Task prompt
Filter these entries down to lines holding "Correos".

(Web page and app entries)

━━━━━━━━━━

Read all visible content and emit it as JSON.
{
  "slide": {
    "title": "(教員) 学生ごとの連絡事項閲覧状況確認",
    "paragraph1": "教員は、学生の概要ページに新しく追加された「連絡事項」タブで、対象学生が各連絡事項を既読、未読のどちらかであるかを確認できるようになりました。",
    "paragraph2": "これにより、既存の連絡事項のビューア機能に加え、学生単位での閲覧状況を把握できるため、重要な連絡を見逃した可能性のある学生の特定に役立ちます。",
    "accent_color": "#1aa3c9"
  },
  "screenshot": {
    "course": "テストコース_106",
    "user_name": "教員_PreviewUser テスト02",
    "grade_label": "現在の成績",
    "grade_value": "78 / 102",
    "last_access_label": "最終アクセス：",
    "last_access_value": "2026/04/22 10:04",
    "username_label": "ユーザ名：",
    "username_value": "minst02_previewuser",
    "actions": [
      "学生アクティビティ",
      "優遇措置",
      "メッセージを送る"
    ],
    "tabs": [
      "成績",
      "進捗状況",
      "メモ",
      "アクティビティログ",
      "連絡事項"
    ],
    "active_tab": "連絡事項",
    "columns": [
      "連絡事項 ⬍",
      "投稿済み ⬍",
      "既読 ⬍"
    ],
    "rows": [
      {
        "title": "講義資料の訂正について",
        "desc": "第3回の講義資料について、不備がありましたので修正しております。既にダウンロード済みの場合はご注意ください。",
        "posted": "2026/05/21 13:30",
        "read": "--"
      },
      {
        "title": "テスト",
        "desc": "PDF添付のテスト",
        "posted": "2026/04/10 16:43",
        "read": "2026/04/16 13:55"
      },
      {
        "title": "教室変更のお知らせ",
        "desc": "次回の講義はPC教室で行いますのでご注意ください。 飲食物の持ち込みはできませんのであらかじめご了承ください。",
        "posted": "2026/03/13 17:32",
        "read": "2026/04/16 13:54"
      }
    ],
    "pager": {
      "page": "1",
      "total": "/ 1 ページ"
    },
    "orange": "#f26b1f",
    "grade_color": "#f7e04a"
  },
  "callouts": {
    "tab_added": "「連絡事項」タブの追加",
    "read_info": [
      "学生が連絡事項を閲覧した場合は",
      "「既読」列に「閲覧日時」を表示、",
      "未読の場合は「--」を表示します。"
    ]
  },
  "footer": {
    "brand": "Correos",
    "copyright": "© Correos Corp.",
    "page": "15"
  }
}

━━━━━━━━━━

Response for this exercise
    "brand": "Correos",
    "copyright": "© Correos Corp.",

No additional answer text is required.